clap clap blog: we have moved

Tuesday, May 13, 2003
Well, it's one of those depressing news days on the front page of the NYT. First off, the bombings in Saudi Arabia and Bush's response: "they will learn the meaning of American justice." (I'll allow myself one cheap shot here: what, that we loves to kill black people?)

Second, Sharon Sets Hard Line on Settlements Policy. Good call there, Ari.

Mr. Sharon dismissed as not "on the horizon" any talk of changing Israel's settlement policy, and he dismissed suggestions that the Bush administration was pressing him to dismantle settlements.

During a visit here over the weekend, Secretary of State Colin L. Powell said that he raised the issue of settlements with Mr. Sharon, and that President Bush would pursue the matter when he sees Mr. Sharon on May 20.

In an interview with Israeli television, Mr. Powell said he told Mr. Sharon that settlements were "a problem," and he said the president would speak to the prime minister "in very open, straightforward, honest, candid terms about settlement activity."

A new American-backed peace plan, known as the road map, calls on Israel to dismantle all settlement outposts built since March 2001, at the same time that the Palestinian Authority cracks down on terrorism. It also calls for a freeze on Israeli settlements.

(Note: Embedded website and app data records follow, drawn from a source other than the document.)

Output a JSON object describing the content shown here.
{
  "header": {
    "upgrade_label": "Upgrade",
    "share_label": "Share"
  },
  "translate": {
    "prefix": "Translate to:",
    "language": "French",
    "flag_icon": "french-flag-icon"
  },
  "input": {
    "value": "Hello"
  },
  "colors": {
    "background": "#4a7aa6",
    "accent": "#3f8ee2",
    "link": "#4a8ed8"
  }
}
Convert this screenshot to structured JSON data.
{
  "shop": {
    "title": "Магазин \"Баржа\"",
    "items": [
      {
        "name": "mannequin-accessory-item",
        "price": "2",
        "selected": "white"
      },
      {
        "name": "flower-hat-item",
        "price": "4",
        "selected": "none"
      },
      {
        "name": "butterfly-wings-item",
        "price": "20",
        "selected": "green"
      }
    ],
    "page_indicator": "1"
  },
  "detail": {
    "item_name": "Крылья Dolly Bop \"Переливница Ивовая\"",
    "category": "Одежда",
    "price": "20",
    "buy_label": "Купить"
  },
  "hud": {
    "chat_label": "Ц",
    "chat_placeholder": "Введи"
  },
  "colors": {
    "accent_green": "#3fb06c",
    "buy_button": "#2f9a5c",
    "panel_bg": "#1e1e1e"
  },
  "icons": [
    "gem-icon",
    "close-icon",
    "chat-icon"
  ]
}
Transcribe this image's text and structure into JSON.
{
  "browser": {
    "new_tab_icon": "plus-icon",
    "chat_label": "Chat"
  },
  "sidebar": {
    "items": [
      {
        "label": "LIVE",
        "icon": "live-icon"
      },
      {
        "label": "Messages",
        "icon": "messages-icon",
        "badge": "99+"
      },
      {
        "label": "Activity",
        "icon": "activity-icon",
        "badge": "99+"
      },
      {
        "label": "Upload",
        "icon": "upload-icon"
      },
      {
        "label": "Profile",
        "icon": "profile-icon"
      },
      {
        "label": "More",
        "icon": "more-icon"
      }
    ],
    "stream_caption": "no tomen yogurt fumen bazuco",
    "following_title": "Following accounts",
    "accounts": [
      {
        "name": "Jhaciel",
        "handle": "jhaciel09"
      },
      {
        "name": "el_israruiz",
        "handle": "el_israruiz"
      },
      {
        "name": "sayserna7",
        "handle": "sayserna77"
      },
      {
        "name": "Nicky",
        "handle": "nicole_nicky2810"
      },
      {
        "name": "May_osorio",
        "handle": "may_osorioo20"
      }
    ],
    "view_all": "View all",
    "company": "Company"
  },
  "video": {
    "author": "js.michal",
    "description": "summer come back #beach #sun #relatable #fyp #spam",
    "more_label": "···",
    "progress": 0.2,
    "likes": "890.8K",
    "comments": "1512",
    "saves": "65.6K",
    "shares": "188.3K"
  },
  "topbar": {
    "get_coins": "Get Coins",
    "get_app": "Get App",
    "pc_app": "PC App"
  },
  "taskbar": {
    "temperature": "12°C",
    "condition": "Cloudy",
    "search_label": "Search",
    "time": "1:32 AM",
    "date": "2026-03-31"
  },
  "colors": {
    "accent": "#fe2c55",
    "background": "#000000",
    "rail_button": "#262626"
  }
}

Mr. Sharon insists that the Palestinians must end incitement and dismantle all terrorist organizations before Israel can begin to make concessions.

Finally, and I know this might not be as depressing to everyone else as it is to me, the FCC looks like it's going to do some more deregulatin', which is weird, since the current deregulation seems to have pretty much fucked everything up, and a lot of people agree on that.

The government proposed the most significant overhaul of its media ownership rules in a generation today, including a change that would allow television networks to own enough local stations to reach 90 percent of the nation's viewers.

That change — a result of increasing the cap on ownership and simultaneously preserving a 1980's formula that discounts the reach of UHF stations — is part of the package of proposals that officials said appeared to have the support of the Republican majority of the Federal Communications Commission.

Yeah, I bet it does. *sigh* 90%. Seriously, guys, can we all agree this is not a fucking "economic" issue now?